For a country that has prospered immensely from trade, capital inflow and migration, it defies belief that xenophobia continues to rear its head in our politics and political debates. You’ll find such ugly and wrongheaded sentiments aired in the bush, in outer suburbs, on the shopfloor and, most bizarrely, among the delegates of Labor’s national conference. Having concluded a historic free trade agreement with China, Australia is poised to reap tremendous benefits, not only economically but in cultural and social terms as well. Yet the economic vandals and workplace Visigoths of the Construction, Forestry, Mining and Energy Union want to keep out Chinese workers and are running a fraudulent advertising campaign to scuttle the trade deal. To preserve their cosy position on building sites, the CFMEU risks destroying a chance to boost our exports, reduce the cost of inputs, create jobs and improve the efficiency of our local producers.
The ALP conference has indulged the militant union’s dangerous, nativist tilt and given succour to other protectionist sentiments of the illiterate Left and Right. The resolution on the China FTA committed the party to “exploring every possible option” and pursuit of “all possible parliamentary processes” to ensure local workers were not disadvantaged under its terms. Bill Shorten has miscast the agreement as a “race to the bottom on wages and conditions” and under the weasel-word banner of “safeguards” wants to rewrite provisions on labour standards, skills testing and conditions. These are spurious arguments. Normal 457 visa conditions will apply, where Australian workers have first call on job vacancies. Chinese workers will have their skills accredited here. As always, wages and conditions on projects will be determined by our workplace laws.

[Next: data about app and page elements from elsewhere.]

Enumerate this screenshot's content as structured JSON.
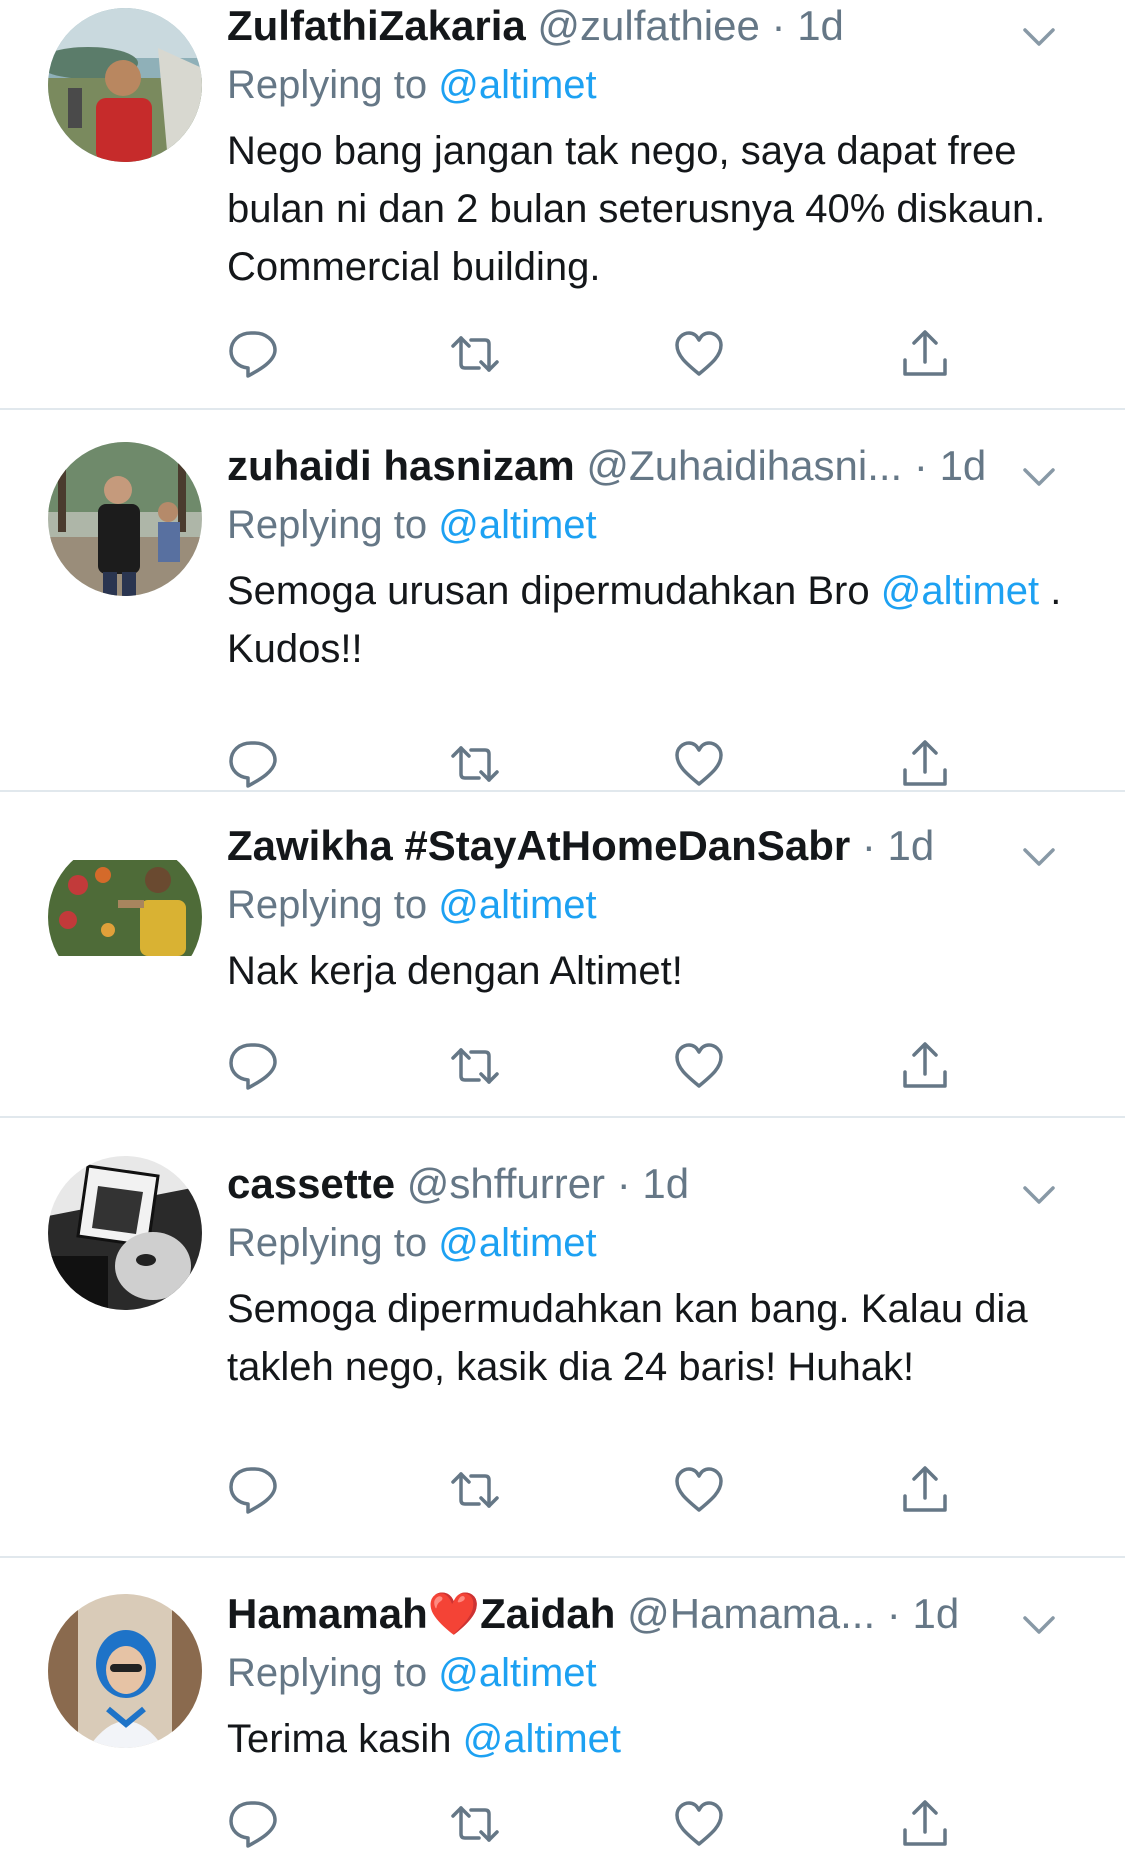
{
  "tweets": [
    {
      "name": "ZulfathiZakaria",
      "handle": "@zulfathiee",
      "dot": "·",
      "time": "1d",
      "replying_prefix": "Replying to ",
      "replying_to": "@altimet",
      "text": "Nego bang jangan tak nego, saya dapat free bulan ni dan 2 bulan seterusnya 40% diskaun. Commercial building."
    },
    {
      "name": "zuhaidi hasnizam",
      "handle": "@Zuhaidihasni...",
      "dot": "·",
      "time": "1d",
      "replying_prefix": "Replying to ",
      "replying_to": "@altimet",
      "text_before": "Semoga urusan dipermudahkan Bro ",
      "text_mention": "@altimet",
      "text_after": " . Kudos!!"
    },
    {
      "name": "Zawikha #StayAtHomeDanSabr",
      "dot": "·",
      "time": "1d",
      "replying_prefix": "Replying to ",
      "replying_to": "@altimet",
      "text": "Nak kerja dengan Altimet!"
    },
    {
      "name": "cassette",
      "handle": "@shffurrer",
      "dot": "·",
      "time": "1d",
      "replying_prefix": "Replying to ",
      "replying_to": "@altimet",
      "text": "Semoga dipermudahkan kan bang. Kalau dia takleh nego, kasik dia 24 baris! Huhak!"
    },
    {
      "name_first": "Hamamah",
      "name_emoji": "❤️",
      "name_last": "Zaidah",
      "handle": "@Hamama...",
      "dot": "·",
      "time": "1d",
      "replying_prefix": "Replying to ",
      "replying_to": "@altimet",
      "text_before": "Terima kasih ",
      "text_mention": "@altimet"
    }
  ],
  "icons": {
    "reply": "reply-icon",
    "retweet": "retweet-icon",
    "like": "heart-icon",
    "share": "share-icon",
    "more": "chevron-down-icon"
  },
  "colors": {
    "link": "#1da1f2",
    "secondary": "#657786",
    "text": "#14171a",
    "divider": "#e1e8ed",
    "heart": "#e0245e"
  }
}
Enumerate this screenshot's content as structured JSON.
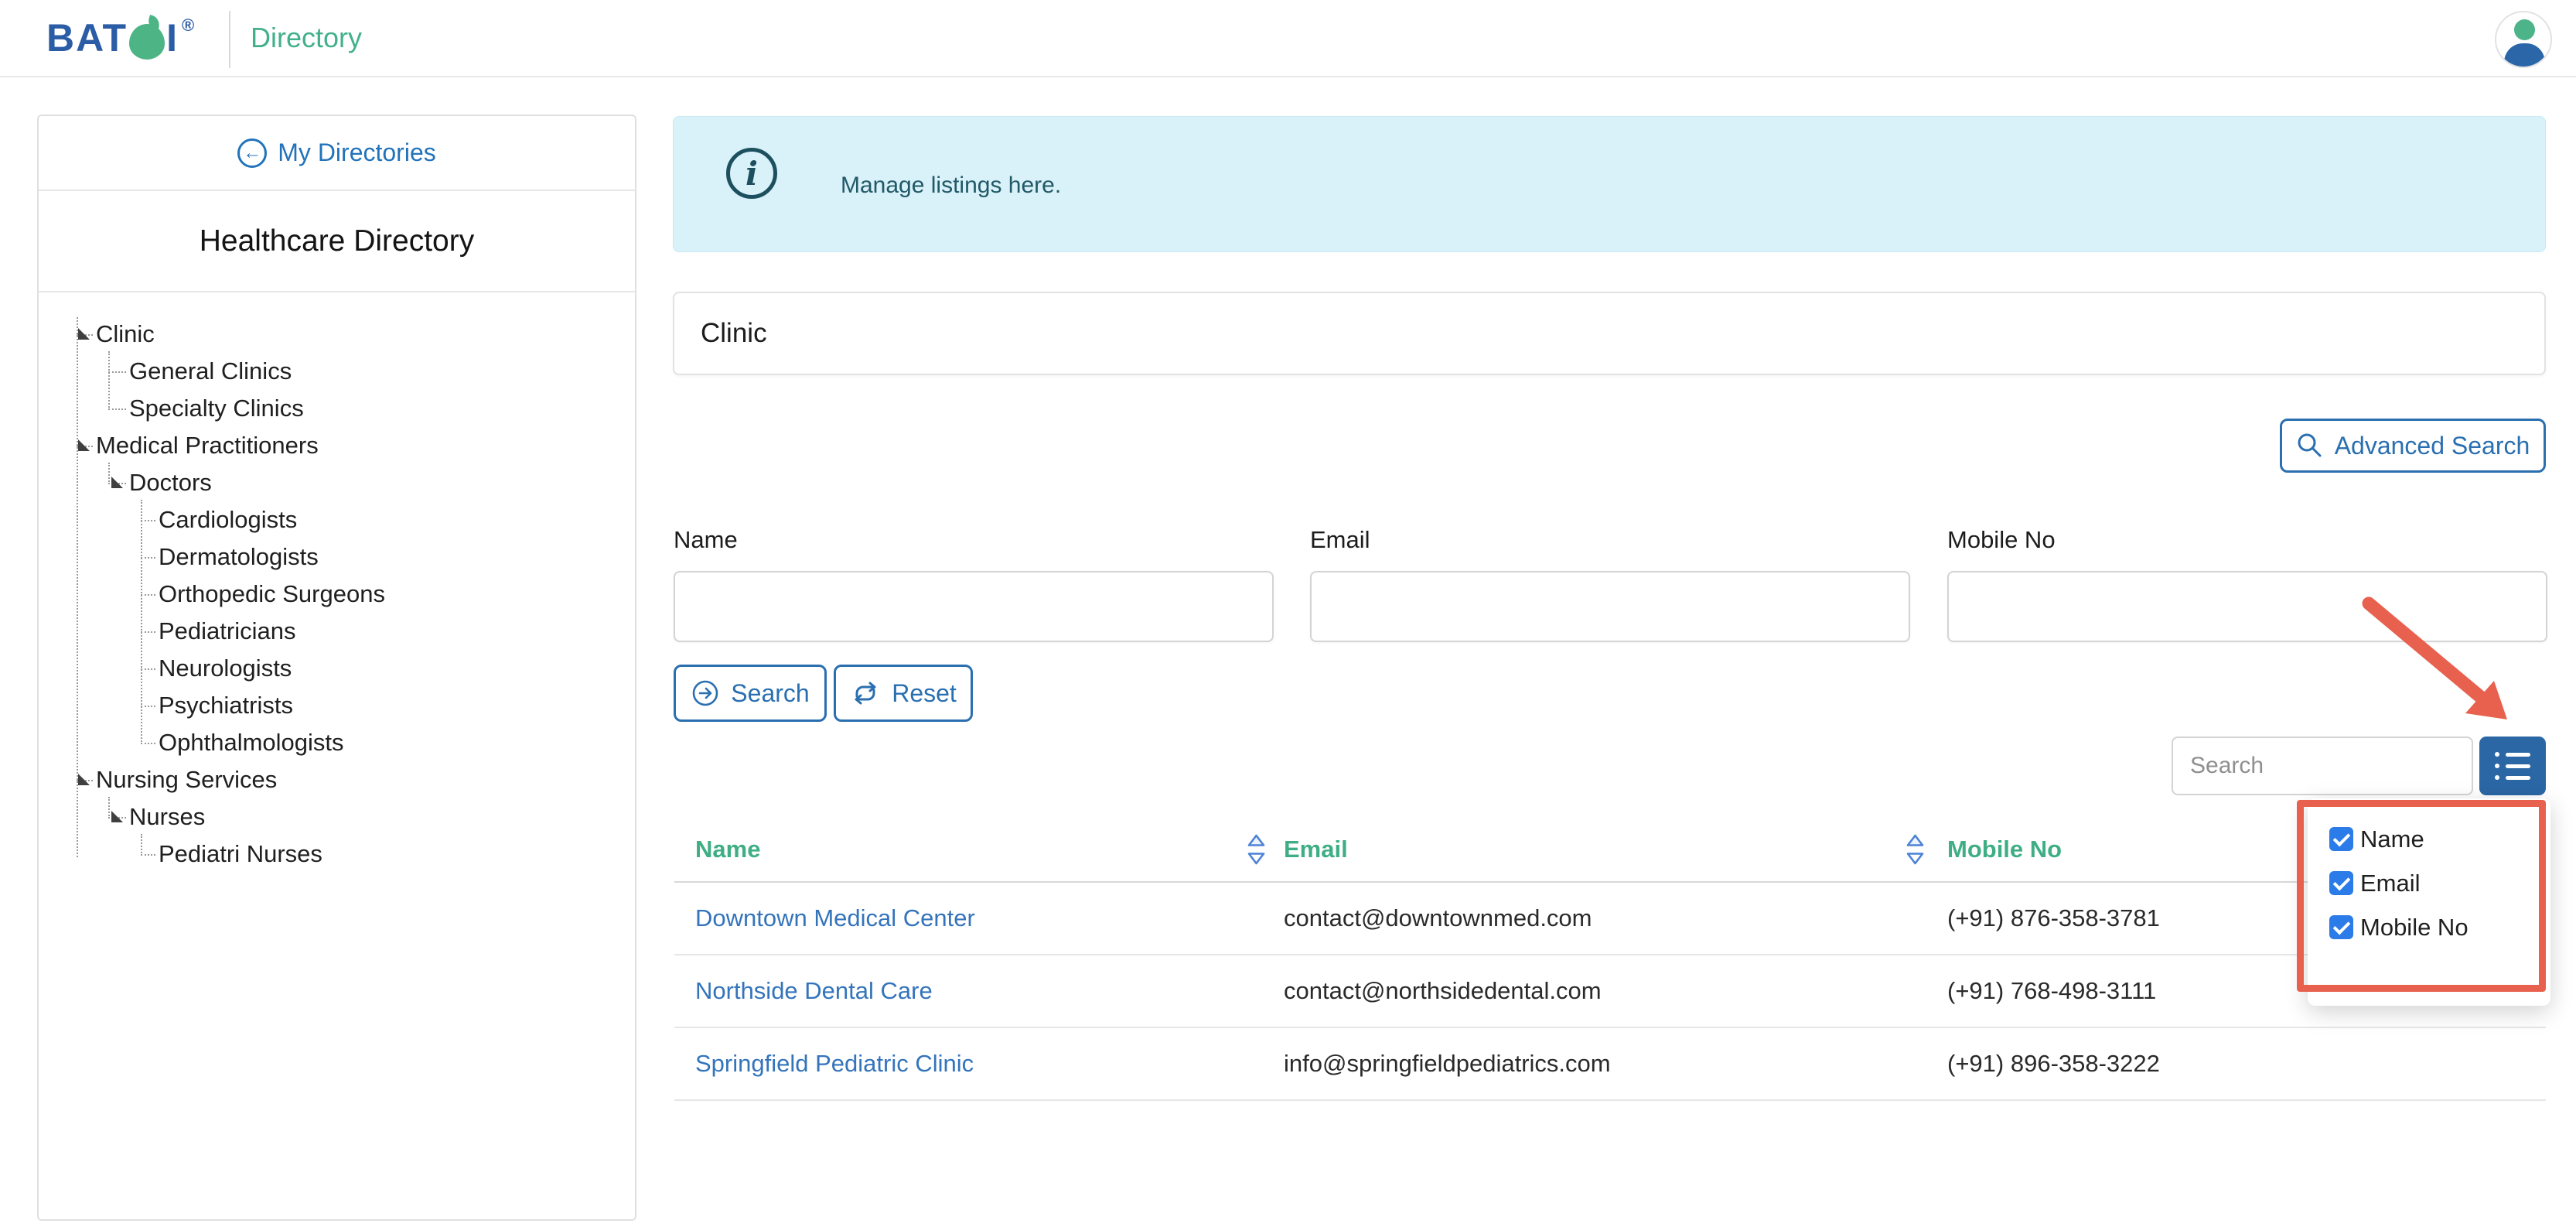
{
  "header": {
    "logo_part1": "BAT",
    "logo_part2": "I",
    "logo_reg": "®",
    "app_title": "Directory"
  },
  "sidebar": {
    "back_label": "My Directories",
    "title": "Healthcare Directory",
    "tree": [
      {
        "label": "Clinic",
        "level": 0,
        "expandable": true
      },
      {
        "label": "General Clinics",
        "level": 1,
        "expandable": false
      },
      {
        "label": "Specialty Clinics",
        "level": 1,
        "expandable": false
      },
      {
        "label": "Medical Practitioners",
        "level": 0,
        "expandable": true
      },
      {
        "label": "Doctors",
        "level": 1,
        "expandable": true
      },
      {
        "label": "Cardiologists",
        "level": 2,
        "expandable": false
      },
      {
        "label": "Dermatologists",
        "level": 2,
        "expandable": false
      },
      {
        "label": "Orthopedic Surgeons",
        "level": 2,
        "expandable": false
      },
      {
        "label": "Pediatricians",
        "level": 2,
        "expandable": false
      },
      {
        "label": "Neurologists",
        "level": 2,
        "expandable": false
      },
      {
        "label": "Psychiatrists",
        "level": 2,
        "expandable": false
      },
      {
        "label": "Ophthalmologists",
        "level": 2,
        "expandable": false
      },
      {
        "label": "Nursing Services",
        "level": 0,
        "expandable": true
      },
      {
        "label": "Nurses",
        "level": 1,
        "expandable": true
      },
      {
        "label": "Pediatri Nurses",
        "level": 2,
        "expandable": false
      }
    ]
  },
  "banner": {
    "text": "Manage listings here."
  },
  "filter": {
    "directory_label": "Clinic",
    "advanced_search_label": "Advanced Search",
    "fields": [
      {
        "label": "Name",
        "value": "",
        "placeholder": ""
      },
      {
        "label": "Email",
        "value": "",
        "placeholder": ""
      },
      {
        "label": "Mobile No",
        "value": "",
        "placeholder": ""
      }
    ],
    "search_label": "Search",
    "reset_label": "Reset"
  },
  "list_controls": {
    "search_placeholder": "Search",
    "columns_menu": [
      {
        "label": "Name",
        "checked": true
      },
      {
        "label": "Email",
        "checked": true
      },
      {
        "label": "Mobile No",
        "checked": true
      }
    ]
  },
  "table": {
    "headers": [
      {
        "label": "Name",
        "sortable": true
      },
      {
        "label": "Email",
        "sortable": true
      },
      {
        "label": "Mobile No",
        "sortable": false
      }
    ],
    "rows": [
      {
        "name": "Downtown Medical Center",
        "email": "contact@downtownmed.com",
        "mobile": "(+91) 876-358-3781"
      },
      {
        "name": "Northside Dental Care",
        "email": "contact@northsidedental.com",
        "mobile": "(+91) 768-498-3111"
      },
      {
        "name": "Springfield Pediatric Clinic",
        "email": "info@springfieldpediatrics.com",
        "mobile": "(+91) 896-358-3222"
      }
    ]
  },
  "colors": {
    "brand_blue": "#2b5ca6",
    "brand_green": "#4cb485",
    "title_green": "#43b08c",
    "header_green": "#3fae85",
    "link_blue": "#3474bb",
    "button_blue": "#2a6fb0",
    "square_button_blue": "#2b67a5",
    "checkbox_blue": "#2b7ce9",
    "banner_bg": "#d9f1f8",
    "banner_text": "#215968",
    "annotation_red": "#e8614e"
  }
}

Over its history, organised labour has fanned fears that temporary foreign workers will steal Australian jobs. As economics editor David Uren argued yesterday, foreign workers need to be housed, fed, clothed and entertained. They boost local retail sales and services. After the global financial crisis, the increase to demand from the influx of temporary workers to fill workforce gaps may have had a broader economic impact than Kevin Rudd’s extravagant stimulus program at its peak. In the spirit of reformist Labor leaders such as Gough Whitlam, Bob Hawke and Paul Keating, Mr Shorten and his treasurer-in-waiting Chris Bowen should denounce this self-defeating, forlorn push. That both men are encouraging this union-led hysteria tells you how weak their commitment to the free market is and who holds the real power within Labor ranks.
Logically, any tampering to the FTA will be economically costly; Trade Minister Andrew Robb argues delay could hurt our industries by as much as $300 million next year. Labor should heed the words of former leader and trade minister Simon Crean, who argues free trade is “a multiplier of economic growth”. Mr Crean urged Labor not to vote against the China FTA, but to work closely with the Abbott government. If Mr Shorten and Mr Bowen, both avowed economic pragmatists, are true champions of jobs and investment, they must stop this nonsense, enhance engagement with our largest trading partner and promote policies that reduce trade barriers. Such ominous tendencies on the Left do not bode well for the ambitious Trans-Pacific Partnership, currently being negotiated by Mr Robb in Hawaii. The vast TPP aims to cover a dozen nations, which account for 40 per cent of global GDP.
If anyone thought conservatives were immune to economic idiocy, there are protectionist holdouts within the Coalition. Tony Abbott is facing a Nationals revolt on the TPP. MPs from Queensland’s so-called “sugar seats” are opposed to the watershed deal because they fear the US will not open its market to sugar producers. More than a decade ago when we negotiated an FTA with the US, sugar was not liberalised. Our canegrowers were compensated at the time by the Howard government. Of course, Mr Robb will try to carve out better access for our local producers. But if he can’t succeed, where others have failed, Nationals MPs must yield to the national interest.
A Hansonite, nay Palmerite, strain has emerged on the Coalition side, fearful of foreigners buying agricultural land and residential property. The TPP has the potential to transform the region’s economies and to promote the cause of multilateral free trade, which has struggled for progress since the conclusion of the Uruguay Round of talks just over two decades ago. Although the Prime Minister was berating the Left’s troglodytes yesterday for xenophobic impulses on the China FTA, the same broad principles come into play on the TPP. When trade barriers come down, so do production costs. Productivity is able to flourish, capital can flow more easily, jobs are created and living standards rise. It is a virtuous circle.